Preserve America Community:
Little Italy, San Diego, California
Little Italy (population 3,000), a community in San Diego, California, dates back to the early 1900s, when many Italians from Genoa and Sicily were drawn to the area by the climate and the geographical similarity to their homeland.
Many of the new arrivals had made their livelihood from fishing in Italy, and in California they continued that tradition. Italian immigrants who did not own or work on fishing boats often started seafood processing plants, seafood marketing businesses, or Italian restaurants specializing in seafood. At one time, more than 6,000 Italian families lived in Little Italy, and their hard work turned San Diego into the center of the world tuna industry.
These fishermen suffered setbacks during World War II, when the range of tuna boats was restricted, and the Navy requisitioned many of the larger boats. By 1959, the tuna clipper fleet shrank from 210 to 149 vessels. The area declined further when construction of Interstate 5 literally cut the neighborhood in two, displacing families to other parts of the city, although many maintained businesses in Little Italy and returned there to shop and worship.

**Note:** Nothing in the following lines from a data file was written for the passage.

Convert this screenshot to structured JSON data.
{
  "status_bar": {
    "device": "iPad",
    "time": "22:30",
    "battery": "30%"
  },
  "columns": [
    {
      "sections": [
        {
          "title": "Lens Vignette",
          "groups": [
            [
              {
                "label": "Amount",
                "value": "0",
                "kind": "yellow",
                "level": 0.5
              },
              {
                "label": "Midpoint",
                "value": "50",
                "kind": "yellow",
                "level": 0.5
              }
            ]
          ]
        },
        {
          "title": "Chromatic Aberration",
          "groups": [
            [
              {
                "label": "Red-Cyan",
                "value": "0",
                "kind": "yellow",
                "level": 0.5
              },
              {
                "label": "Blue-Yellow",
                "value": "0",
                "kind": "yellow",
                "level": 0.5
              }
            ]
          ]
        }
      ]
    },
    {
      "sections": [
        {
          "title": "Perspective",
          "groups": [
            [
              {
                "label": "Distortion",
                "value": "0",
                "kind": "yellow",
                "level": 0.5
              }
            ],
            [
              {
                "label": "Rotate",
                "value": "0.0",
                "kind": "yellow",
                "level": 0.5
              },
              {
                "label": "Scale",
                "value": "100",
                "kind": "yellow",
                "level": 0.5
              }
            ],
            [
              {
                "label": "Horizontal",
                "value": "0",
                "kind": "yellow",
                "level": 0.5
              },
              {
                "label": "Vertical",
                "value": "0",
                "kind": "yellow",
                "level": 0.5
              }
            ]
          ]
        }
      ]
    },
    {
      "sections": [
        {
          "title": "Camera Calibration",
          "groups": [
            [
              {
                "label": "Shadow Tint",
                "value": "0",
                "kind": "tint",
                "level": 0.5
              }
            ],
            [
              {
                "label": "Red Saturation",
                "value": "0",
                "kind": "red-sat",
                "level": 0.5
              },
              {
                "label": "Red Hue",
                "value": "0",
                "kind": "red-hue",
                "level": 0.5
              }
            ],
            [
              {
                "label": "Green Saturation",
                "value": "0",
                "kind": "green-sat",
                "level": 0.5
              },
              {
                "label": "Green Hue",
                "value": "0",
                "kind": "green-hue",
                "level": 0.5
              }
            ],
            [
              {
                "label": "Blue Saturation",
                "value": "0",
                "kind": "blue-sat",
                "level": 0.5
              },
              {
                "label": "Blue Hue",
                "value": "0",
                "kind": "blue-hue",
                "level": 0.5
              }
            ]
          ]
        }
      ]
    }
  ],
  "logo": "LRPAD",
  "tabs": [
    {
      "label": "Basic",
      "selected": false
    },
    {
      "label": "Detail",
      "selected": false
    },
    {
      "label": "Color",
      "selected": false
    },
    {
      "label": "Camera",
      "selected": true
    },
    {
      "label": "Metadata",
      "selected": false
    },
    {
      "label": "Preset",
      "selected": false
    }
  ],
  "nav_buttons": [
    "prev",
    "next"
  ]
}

Today, Little Italy is once again a vibrant neighborhood, with more than 400 businesses. It is downtown San Diego’s oldest continuously operated neighborhood business district.
In 2004, the community created the Piazza Basilone as a public gathering space and war memorial. The plaza features a fountain banked by memorial tiles honoring the 12 young neighborhood men who were killed during World War II, Korea, and Vietnam.
The Pioneer Hook & Ladder Firehouse Museum, housed in the historic 1906 San Diego Fire Station 6 building, displays 150 years of firefighting history from around the world. Another Little Italy attraction is Our Lady of the Rosary Church (1925), with paintings by Italian artist Fausto Tasca, statues, and stained glass windows.
Each October, the Little Italy Festa attracts more than 100,000 visitors to enjoy Italian food, music, crafts, and Venetian Gondola rides. Other annual events include Carnevale (a Venetian-styled Mardi Gras), Art Walk, and Opera Nights, featuring strolling Italian opera singers.
For more information
Little Italy Association: www.littleitalysd.com
Posted June 8, 2009